The financial crisis of 2007-2009 taught us many lessons about monetary policy. Most importantly, we learned that when financial systems are impaired, central banks can backstop both illiquid institutions and illiquid markets. Actively lending to solvent intermediaries against a broad range of collateral, purchasing assets other than those issued by sovereigns, and expanding their balance sheets can limit disruptions to the real economy while preserving price stability.
We also learned that nominal interest rates can be negative, at least somewhat. But in reducing interest rates below zero―as has happened in Denmark, Hungary, Japan, Sweden, Switzerland and the Euro Area―policymakers face concerns about whether their actions will have the desired expansionary effect (see here). At positive interest rates, when central bankers ease, they influence the real economy in part by expanding banks’ willingness and ability to lend. Does this bank lending channel work as well when interest rates are negative?
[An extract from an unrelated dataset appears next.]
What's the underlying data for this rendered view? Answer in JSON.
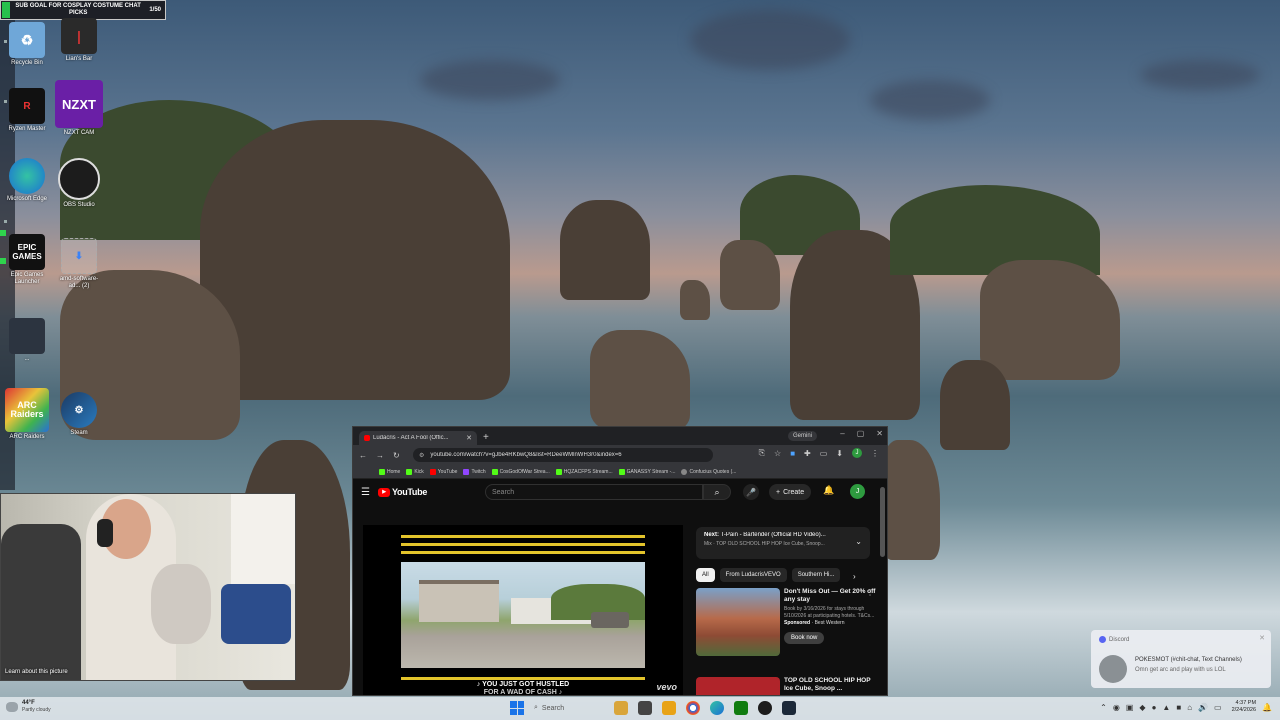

Why should there be any sort of asymmetry at zero? Banks run a spread business: they care about the difference between the interest rate they charge on their loans and the one they pay on their deposits, not the level of rates per se. In practice, however, zero matters because banks are loathe to lower their deposit rates below zero….Read More